- **Exercise prompt**
For every line in the records that has the word "content", make a copy.

■ ■ ■

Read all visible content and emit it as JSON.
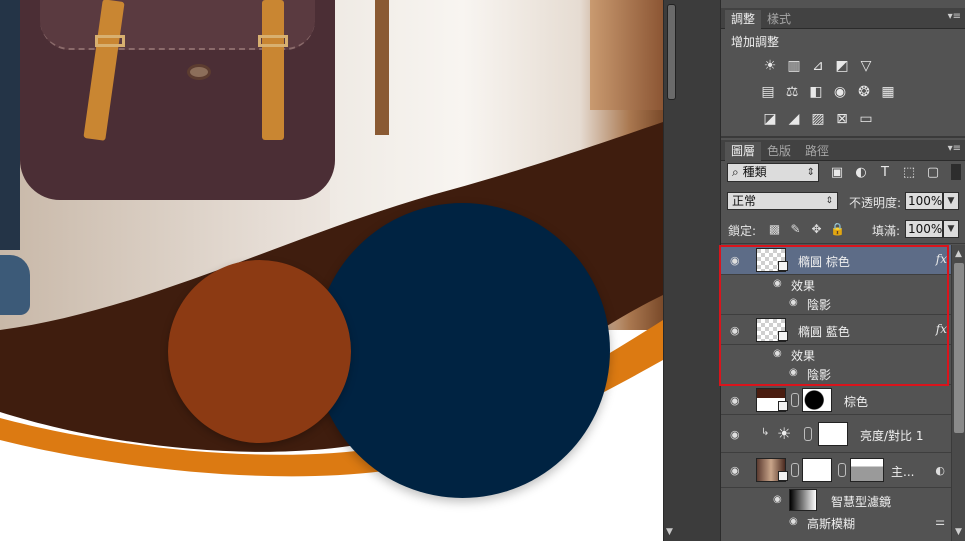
{
  "canvas": {
    "colors": {
      "blue_circle": "#002342",
      "brown_circle": "#8c3a13",
      "wave_dark": "#3f1d0e",
      "wave_orange": "#dc7a12"
    }
  },
  "adjust_panel": {
    "tabs": [
      "調整",
      "樣式"
    ],
    "title": "增加調整",
    "icons_row1": [
      "brightness-icon",
      "levels-icon",
      "curves-icon",
      "exposure-icon",
      "vibrance-icon"
    ],
    "icons_row2": [
      "hue-saturation-icon",
      "color-balance-icon",
      "black-white-icon",
      "photo-filter-icon",
      "channel-mixer-icon",
      "color-lookup-icon"
    ],
    "icons_row3": [
      "invert-icon",
      "posterize-icon",
      "threshold-icon",
      "selective-color-icon",
      "gradient-map-icon"
    ]
  },
  "layers_panel": {
    "tabs": [
      "圖層",
      "色版",
      "路徑"
    ],
    "filter_kind": "種類",
    "blend_mode": "正常",
    "opacity_label": "不透明度:",
    "opacity_value": "100%",
    "lock_label": "鎖定:",
    "fill_label": "填滿:",
    "fill_value": "100%",
    "layers": [
      {
        "name": "橢圓 棕色",
        "fx": "fx",
        "effects_label": "效果",
        "effect": "陰影",
        "selected": true
      },
      {
        "name": "橢圓 藍色",
        "fx": "fx",
        "effects_label": "效果",
        "effect": "陰影",
        "selected": false
      },
      {
        "name": "棕色"
      },
      {
        "name": "亮度/對比 1"
      },
      {
        "name": "主...",
        "smart_filters_label": "智慧型濾鏡",
        "filter": "高斯模糊"
      }
    ]
  }
}
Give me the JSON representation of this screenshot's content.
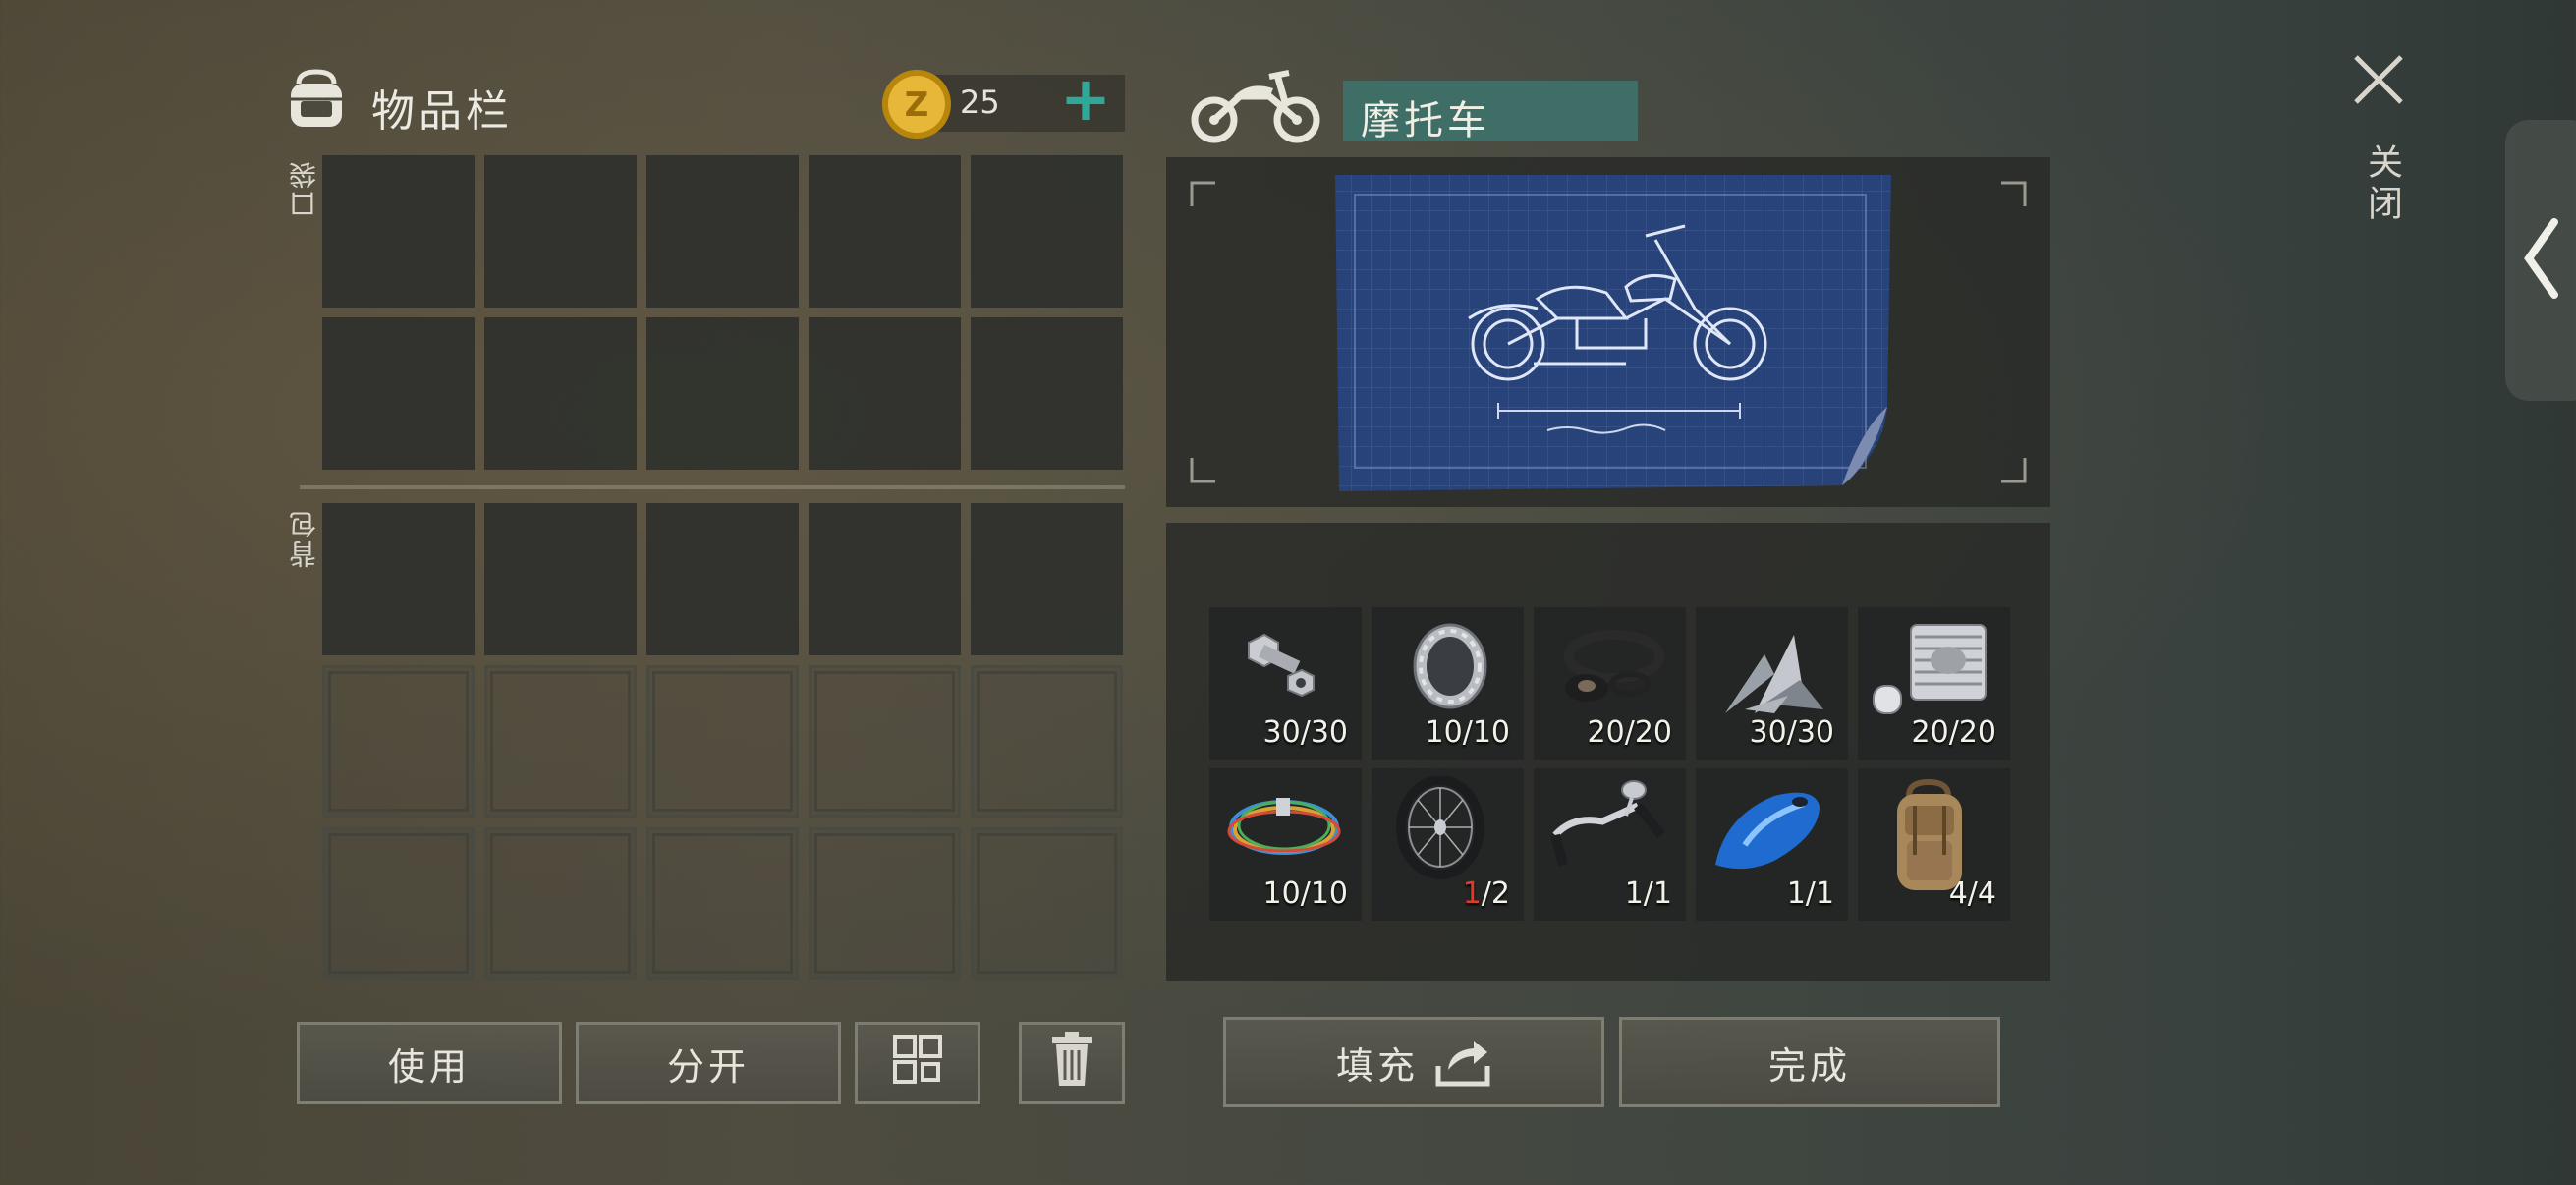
{
  "inventory": {
    "title": "物品栏",
    "coins": "25",
    "add_symbol": "+",
    "pocket_label": "口袋",
    "backpack_label": "背包"
  },
  "craft": {
    "title": "摩托车",
    "parts": [
      {
        "icon": "bolt-nut-icon",
        "count": "30/30",
        "have": "",
        "need": ""
      },
      {
        "icon": "bearing-icon",
        "count": "10/10",
        "have": "",
        "need": ""
      },
      {
        "icon": "gasket-icon",
        "count": "20/20",
        "have": "",
        "need": ""
      },
      {
        "icon": "scrap-metal-icon",
        "count": "30/30",
        "have": "",
        "need": ""
      },
      {
        "icon": "engine-cylinder-icon",
        "count": "20/20",
        "have": "",
        "need": ""
      },
      {
        "icon": "wires-icon",
        "count": "10/10",
        "have": "",
        "need": ""
      },
      {
        "icon": "wheel-icon",
        "count": "",
        "have": "1",
        "need": "/2"
      },
      {
        "icon": "handlebar-icon",
        "count": "1/1",
        "have": "",
        "need": ""
      },
      {
        "icon": "fuel-tank-icon",
        "count": "1/1",
        "have": "",
        "need": ""
      },
      {
        "icon": "backpack-icon",
        "count": "4/4",
        "have": "",
        "need": ""
      }
    ]
  },
  "buttons": {
    "use": "使用",
    "split": "分开",
    "fill": "填充",
    "done": "完成"
  },
  "close_label": "关闭",
  "colors": {
    "title_bg": "#3e6e66",
    "accent_plus": "#2fa89a",
    "missing_red": "#e03a2a"
  }
}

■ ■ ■

- **Response to the exercise**
Read all visible content and emit it as JSON.
Give me the JSON representation of this screenshot's content.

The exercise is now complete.